Muralidhar Padala, Ph.D., assistant professor of cardiothoracic surgery in Emory University School of Medicine, has been selected as the 2018 recipient of the Albert E. Levy Scientific Research Award in the Junior Faculty Division. The Albert E. Levy Award is an annual recognition awarded by the University Research Committee in the Emory Office of the Provost to recognize the contributions of Emory faculty members to the advancement of scientific knowledge.
Padala is director of the Structural Heart Research and Innovation Laboratory in the Carlyle Fraser Heart Center at Emory University Hospital Midtown and is a program faculty member in the Wallace H. Coulter Department of Biomedical Engineering at Georgia Tech and Emory University. He oversees an interdisciplinary team of engineers, biologists and surgeons focused on research problems in heart surgery.
In announcing the award, the awards committee noted that Padala’s scientific contributions to the field of cardiothoracic surgery are truly timely and significant in the development of a research program focused on bioengineering approaches to cardiovascular intervention.

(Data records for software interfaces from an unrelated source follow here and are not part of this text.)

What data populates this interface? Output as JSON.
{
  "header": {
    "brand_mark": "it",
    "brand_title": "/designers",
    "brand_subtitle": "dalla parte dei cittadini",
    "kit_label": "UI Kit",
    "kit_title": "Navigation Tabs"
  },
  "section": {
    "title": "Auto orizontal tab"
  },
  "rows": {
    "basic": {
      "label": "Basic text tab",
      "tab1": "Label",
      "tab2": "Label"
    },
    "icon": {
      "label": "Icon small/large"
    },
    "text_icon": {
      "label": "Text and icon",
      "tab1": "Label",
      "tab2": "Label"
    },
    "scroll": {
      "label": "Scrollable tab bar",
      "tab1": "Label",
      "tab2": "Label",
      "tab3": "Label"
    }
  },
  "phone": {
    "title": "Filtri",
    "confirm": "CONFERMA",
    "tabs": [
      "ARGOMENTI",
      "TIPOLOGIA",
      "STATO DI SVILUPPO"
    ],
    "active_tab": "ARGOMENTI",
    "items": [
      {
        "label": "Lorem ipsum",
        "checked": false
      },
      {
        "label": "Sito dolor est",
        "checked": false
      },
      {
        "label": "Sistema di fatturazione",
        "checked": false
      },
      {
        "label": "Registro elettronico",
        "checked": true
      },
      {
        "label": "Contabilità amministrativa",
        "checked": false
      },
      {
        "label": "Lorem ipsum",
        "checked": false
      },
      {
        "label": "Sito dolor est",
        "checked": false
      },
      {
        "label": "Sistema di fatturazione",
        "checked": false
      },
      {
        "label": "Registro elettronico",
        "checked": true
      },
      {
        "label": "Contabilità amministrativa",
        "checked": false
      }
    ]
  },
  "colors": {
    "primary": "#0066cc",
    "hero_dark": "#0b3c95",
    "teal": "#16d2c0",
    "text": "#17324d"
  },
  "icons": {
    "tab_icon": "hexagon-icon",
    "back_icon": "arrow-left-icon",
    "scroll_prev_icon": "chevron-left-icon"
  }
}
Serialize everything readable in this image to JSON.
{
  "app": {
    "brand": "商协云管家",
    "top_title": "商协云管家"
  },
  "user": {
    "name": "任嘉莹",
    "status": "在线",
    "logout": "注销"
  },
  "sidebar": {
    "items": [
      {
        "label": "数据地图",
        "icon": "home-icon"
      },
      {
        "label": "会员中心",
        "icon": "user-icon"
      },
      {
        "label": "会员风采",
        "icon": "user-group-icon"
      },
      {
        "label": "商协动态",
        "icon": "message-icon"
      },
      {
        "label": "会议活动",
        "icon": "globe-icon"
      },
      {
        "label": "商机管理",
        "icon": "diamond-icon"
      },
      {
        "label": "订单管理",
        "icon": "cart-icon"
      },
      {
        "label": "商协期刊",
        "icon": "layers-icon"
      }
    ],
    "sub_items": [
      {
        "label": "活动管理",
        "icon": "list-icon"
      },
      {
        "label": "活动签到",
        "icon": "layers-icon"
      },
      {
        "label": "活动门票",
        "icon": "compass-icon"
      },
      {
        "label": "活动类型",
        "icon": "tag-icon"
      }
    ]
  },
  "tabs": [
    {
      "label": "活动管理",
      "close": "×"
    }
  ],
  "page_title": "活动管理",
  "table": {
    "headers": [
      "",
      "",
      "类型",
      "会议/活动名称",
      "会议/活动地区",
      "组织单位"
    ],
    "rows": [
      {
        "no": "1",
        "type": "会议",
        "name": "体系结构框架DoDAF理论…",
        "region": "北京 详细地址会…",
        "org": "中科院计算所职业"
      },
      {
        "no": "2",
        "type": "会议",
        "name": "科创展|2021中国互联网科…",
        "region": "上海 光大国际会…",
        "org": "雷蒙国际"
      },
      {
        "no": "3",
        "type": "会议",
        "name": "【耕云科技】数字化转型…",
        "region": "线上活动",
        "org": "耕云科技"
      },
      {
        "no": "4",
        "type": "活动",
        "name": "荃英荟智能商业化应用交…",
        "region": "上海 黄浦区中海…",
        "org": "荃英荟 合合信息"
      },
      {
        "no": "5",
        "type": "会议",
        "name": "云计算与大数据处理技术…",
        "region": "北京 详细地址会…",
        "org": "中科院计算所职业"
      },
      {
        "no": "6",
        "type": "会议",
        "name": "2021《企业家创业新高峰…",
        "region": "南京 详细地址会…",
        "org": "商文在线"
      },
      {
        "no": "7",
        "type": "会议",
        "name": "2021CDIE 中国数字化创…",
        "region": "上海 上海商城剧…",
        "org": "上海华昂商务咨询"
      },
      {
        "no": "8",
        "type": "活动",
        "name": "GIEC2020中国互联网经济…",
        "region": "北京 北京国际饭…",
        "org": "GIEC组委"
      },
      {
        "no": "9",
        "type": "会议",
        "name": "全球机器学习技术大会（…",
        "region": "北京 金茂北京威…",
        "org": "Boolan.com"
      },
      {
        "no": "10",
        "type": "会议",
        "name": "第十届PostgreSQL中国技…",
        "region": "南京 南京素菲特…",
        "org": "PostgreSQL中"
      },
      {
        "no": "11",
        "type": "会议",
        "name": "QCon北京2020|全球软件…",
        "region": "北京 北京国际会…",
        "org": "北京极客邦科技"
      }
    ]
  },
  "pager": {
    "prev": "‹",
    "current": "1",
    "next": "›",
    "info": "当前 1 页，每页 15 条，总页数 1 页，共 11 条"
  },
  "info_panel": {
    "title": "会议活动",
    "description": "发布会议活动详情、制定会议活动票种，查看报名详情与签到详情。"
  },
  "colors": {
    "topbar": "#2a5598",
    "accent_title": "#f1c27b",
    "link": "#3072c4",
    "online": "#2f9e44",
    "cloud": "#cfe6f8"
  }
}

Padala will receive the award and a $1,000 honorarium at the John F. Morgan Distinguished Faculty Lecture on Tuesday, Feb. 6 from 4-6 p.m. in the Cox Ballroom of Cox Hall. Emory history professor Carol Anderson will deliver this year’s Distinguished Faculty Lecture.
Padala’s cross-disciplinary research laboratory applies bioengineering principles to improve and optimize cardiovascular interventions, both surgical and interventional, to improve the durability of the surgery and the patient outcomes. Interventions in the cardiovascular system are complex, as the surgical reconstruction or implanted material/device used for reconstruction must withstand the hemodynamic forces in each heartbeat for the rest of the patient’s life.
Since joining Emory in 2010, Padala’s research has focused on the biomechanical optimization of heart valve surgical techniques, delineating the shortcomings of current techniques and developing new ones. One such technique to repair the mitral valve that emerged from his research is currently being investigated in human clinical trials by his mentor, Robert A. Guyton, MD, funded by an NIH R01 grant to Padala.
Padala’s research has also resulted in a new interventional device and catheter to repair leaky mitral valves. This is achieved in a beating heart with a small catheter, without the need for traditional open-chest, arrested-heart surgery. This technology is currently in the pre-clinical testing phase, through grants from the Coulter Foundation and an NIH R01 grant. Padala’s most recent research has focused on understanding the impact of valve disease on heart failure and developing devices that can reduce myocardial wall stress, aided by grants from the American Heart Association.
Prior to joining Emory, Padala completed his Ph.D. in Bioengineering from Georgia Tech, and a BS in Mechanical Engineering with a thesis on flow modeling in supersonic combustion engines from Osmania University in India.